The major part of this book is based on the studies of British, French and German official records and on interviews with persons who were associated with or have witnessed the development of the entire Volkswagen project in various stages.

My experience of examining a captured German military Volkswagen, whilst serving as a technical officer in the British Army, fostered my interest in the engineering features of this vehicle. I wish to put on record that some of the engineering details of the Volkswagen project would have remained unknown to me had it not been that, when engaged after the war, as development engineer by Girling Ltd., I assisted their technical director, the late Capt. J. S. Irving, in examining and translating material for a report by a commission headed by him and organized by the Society of Motor Manufacturers & Traders. I thus investigated the war-time activities of the German Automobile Industry.

From 1946 onwards, in my capacity as technical correspondent to leading British and foreign automobile journals, I visited the Volkswagen plants at intervals of never more than four months ; this enabled me to observe the reconstruction of the plant and the development of the town of Wolfsburg.

But for my frequent visits to the works and the innumerable talks I had with those very few people who joined the plant in 1938 and are now employees of the Volkswagenwerk G.m.b.H., this book could not have been written.

While every care has been taken in presenting the individual sections of this book in strict chronological order, a certain amount of overlap, owing to the complex political background of the rise and fall of Hitler’s Nazi Germany, was unavoidable in the interests of clarity.

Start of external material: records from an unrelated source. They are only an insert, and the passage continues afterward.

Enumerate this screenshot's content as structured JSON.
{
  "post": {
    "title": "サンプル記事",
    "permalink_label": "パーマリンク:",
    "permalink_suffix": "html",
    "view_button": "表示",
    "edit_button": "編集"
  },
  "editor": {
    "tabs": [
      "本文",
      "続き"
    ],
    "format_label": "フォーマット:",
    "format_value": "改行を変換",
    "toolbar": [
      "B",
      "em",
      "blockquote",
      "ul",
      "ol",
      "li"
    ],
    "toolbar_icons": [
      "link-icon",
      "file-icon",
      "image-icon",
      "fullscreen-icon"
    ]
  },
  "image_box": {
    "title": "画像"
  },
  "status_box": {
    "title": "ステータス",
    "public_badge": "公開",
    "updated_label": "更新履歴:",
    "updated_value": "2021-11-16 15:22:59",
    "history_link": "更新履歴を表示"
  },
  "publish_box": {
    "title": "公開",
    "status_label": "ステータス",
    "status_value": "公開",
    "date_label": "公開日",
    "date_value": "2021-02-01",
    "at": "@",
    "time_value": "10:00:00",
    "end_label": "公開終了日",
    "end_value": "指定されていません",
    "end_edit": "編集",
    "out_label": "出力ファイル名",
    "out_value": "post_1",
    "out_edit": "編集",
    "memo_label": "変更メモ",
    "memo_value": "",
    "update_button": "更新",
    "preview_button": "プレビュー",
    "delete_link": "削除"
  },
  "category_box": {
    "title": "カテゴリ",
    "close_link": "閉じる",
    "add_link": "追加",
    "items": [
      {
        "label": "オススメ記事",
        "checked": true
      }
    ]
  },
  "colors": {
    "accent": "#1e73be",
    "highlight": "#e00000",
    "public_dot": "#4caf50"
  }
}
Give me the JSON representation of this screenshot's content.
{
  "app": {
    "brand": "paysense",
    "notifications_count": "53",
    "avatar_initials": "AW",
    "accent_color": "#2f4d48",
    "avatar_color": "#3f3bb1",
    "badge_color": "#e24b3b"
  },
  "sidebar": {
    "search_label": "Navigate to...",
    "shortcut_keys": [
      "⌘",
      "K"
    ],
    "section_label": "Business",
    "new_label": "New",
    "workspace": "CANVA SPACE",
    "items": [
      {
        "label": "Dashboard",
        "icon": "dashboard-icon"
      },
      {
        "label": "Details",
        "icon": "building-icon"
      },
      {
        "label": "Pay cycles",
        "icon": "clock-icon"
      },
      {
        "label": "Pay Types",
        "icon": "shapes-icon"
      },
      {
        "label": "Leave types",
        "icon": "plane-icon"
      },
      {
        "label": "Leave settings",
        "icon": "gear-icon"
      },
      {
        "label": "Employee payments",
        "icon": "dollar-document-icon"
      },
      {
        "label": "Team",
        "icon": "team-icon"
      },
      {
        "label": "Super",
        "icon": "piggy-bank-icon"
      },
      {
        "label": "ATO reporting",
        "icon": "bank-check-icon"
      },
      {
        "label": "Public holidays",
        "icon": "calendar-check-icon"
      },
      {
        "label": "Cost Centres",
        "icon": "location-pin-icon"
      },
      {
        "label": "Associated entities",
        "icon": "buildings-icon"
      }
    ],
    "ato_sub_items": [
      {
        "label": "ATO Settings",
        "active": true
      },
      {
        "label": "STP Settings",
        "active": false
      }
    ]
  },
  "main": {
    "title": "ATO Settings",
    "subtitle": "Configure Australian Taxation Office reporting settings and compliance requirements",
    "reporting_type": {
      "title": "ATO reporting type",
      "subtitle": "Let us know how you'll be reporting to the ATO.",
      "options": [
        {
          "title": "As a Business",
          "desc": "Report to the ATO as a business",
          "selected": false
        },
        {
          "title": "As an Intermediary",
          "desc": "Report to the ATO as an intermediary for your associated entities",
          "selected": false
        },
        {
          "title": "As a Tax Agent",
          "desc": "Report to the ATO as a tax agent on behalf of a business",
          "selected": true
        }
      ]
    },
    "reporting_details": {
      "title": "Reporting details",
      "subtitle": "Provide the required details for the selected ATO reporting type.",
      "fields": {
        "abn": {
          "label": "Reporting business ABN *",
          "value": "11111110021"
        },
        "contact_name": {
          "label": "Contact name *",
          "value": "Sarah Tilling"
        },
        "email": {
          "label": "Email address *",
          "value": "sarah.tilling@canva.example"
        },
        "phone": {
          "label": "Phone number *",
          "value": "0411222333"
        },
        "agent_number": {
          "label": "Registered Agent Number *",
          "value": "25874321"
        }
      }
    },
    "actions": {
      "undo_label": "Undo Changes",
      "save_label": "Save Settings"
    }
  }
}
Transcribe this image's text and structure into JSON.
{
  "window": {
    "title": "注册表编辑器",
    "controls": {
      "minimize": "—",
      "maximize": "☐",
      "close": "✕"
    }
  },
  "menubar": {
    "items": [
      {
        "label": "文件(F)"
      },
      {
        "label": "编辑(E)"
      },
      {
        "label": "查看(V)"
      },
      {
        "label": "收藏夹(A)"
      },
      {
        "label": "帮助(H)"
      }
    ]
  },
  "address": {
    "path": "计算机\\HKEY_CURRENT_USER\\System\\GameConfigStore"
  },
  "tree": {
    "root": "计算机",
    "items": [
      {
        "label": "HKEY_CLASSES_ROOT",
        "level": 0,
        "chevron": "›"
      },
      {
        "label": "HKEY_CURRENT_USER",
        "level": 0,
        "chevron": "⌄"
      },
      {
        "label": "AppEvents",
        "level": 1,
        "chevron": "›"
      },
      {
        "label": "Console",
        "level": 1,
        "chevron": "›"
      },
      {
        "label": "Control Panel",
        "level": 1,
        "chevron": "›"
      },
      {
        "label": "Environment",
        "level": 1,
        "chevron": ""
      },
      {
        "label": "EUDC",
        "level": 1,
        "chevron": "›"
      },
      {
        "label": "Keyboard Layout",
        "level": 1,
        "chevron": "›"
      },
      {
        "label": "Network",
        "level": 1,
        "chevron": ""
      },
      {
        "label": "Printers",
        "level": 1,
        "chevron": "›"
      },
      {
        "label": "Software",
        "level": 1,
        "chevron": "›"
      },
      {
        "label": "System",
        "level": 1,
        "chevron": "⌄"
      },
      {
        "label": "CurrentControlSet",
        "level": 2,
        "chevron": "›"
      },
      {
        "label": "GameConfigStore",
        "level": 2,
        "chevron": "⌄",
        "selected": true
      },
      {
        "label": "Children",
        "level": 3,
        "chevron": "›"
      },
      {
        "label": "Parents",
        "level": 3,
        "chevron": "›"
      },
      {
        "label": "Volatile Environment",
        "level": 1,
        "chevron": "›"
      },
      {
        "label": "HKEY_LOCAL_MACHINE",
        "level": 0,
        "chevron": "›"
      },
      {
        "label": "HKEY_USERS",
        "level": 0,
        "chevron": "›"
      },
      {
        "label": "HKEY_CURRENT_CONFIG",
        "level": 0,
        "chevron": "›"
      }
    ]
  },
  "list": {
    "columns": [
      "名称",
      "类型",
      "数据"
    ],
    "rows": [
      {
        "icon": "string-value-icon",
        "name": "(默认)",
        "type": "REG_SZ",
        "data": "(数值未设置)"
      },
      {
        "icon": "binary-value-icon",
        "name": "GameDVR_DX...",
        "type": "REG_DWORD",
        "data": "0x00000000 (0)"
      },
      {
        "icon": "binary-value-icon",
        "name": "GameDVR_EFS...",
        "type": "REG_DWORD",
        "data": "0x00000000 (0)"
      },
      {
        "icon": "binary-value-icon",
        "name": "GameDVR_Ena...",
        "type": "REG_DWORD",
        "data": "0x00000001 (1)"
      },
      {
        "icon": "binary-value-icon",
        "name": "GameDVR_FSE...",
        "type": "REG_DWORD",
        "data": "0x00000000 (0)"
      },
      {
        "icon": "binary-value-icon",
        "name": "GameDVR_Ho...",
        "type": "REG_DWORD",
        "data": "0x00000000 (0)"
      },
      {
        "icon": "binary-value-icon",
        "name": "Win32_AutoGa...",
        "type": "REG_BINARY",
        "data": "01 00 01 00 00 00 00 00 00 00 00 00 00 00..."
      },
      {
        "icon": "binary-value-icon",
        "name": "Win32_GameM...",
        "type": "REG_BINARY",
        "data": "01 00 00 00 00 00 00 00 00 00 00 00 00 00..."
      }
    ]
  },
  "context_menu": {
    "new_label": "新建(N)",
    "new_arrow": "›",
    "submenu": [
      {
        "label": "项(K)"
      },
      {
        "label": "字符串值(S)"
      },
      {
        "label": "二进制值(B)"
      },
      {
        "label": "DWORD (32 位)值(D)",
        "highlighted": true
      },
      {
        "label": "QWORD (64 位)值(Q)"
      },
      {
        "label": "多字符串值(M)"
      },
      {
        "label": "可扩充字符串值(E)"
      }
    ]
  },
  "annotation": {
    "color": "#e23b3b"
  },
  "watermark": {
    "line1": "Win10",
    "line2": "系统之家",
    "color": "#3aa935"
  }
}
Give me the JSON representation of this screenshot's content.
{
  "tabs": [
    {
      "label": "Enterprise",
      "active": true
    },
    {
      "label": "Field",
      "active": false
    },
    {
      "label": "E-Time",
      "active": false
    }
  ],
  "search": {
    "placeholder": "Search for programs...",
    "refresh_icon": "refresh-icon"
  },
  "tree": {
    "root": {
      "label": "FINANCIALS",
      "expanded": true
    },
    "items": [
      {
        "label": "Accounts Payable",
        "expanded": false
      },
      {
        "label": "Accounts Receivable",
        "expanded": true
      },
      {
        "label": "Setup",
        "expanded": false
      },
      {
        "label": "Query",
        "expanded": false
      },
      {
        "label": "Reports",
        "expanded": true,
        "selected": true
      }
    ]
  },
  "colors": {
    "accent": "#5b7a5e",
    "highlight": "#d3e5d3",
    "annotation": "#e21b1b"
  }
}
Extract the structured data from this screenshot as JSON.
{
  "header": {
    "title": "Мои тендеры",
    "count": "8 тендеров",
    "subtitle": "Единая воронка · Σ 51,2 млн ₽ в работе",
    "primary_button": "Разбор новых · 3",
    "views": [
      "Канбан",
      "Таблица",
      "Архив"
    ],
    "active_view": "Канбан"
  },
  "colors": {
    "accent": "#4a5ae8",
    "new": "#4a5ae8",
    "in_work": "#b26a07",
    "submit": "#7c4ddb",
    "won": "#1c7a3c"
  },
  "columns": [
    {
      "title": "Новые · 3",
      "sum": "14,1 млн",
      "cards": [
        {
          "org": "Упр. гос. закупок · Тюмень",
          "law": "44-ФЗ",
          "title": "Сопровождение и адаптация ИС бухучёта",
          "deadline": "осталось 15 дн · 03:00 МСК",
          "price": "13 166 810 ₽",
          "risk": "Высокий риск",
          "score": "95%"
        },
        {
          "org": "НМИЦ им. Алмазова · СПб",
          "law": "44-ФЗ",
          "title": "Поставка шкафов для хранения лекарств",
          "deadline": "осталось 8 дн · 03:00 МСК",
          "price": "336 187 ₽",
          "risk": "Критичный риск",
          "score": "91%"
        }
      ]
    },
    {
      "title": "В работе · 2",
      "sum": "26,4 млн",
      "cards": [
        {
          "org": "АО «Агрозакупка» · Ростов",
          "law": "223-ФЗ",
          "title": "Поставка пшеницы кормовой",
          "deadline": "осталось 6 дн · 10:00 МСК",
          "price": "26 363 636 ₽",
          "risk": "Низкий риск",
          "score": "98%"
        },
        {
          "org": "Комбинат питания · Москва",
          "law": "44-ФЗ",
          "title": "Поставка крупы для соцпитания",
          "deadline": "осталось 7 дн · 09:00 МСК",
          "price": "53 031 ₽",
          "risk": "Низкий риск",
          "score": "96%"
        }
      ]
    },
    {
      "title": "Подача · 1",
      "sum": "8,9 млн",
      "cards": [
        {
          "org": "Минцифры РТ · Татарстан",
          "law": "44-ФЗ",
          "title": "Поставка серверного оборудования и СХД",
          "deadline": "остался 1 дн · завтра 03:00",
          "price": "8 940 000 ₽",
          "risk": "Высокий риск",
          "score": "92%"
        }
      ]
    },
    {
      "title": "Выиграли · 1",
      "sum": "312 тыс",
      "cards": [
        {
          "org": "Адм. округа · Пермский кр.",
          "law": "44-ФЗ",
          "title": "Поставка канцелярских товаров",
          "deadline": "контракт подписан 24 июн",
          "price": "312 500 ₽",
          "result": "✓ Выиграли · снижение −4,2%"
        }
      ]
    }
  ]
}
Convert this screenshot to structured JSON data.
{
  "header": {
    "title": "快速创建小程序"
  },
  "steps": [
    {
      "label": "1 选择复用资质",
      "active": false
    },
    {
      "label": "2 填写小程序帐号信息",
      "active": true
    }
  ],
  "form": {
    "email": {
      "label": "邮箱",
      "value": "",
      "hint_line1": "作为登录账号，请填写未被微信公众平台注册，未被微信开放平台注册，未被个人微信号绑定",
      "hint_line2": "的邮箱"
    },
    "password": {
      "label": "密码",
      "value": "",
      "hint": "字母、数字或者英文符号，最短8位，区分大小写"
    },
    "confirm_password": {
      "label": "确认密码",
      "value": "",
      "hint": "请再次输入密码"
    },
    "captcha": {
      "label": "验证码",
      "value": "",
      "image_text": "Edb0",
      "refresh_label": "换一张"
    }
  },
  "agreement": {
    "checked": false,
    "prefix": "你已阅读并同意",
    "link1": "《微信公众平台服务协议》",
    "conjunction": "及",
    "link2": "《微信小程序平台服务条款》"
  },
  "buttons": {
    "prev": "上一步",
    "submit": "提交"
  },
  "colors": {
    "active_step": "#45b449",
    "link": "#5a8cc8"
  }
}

K. B. H.

Hampton-in-Arden,
Warwickshire,
England.
March,
1954.

Author’s note to the third edition.

To this edition the chapter " Beyond Expectation " has been added, giving details of the developments which led to the production of the 1,000,000th Volkswagen on August 5, 1955, and the amazing commercial success of this car in the most competitive automobile markets of the world.

K. B. H.

March, 1956.


End of excerpt

2002 Robert Bentley, Inc. We encourage visitors to link to this page if you’d like to share this information with others. Please do not copy this excerpt to other web sites. It is protected by copyright and represents significant resource investment by Bentley Publishers.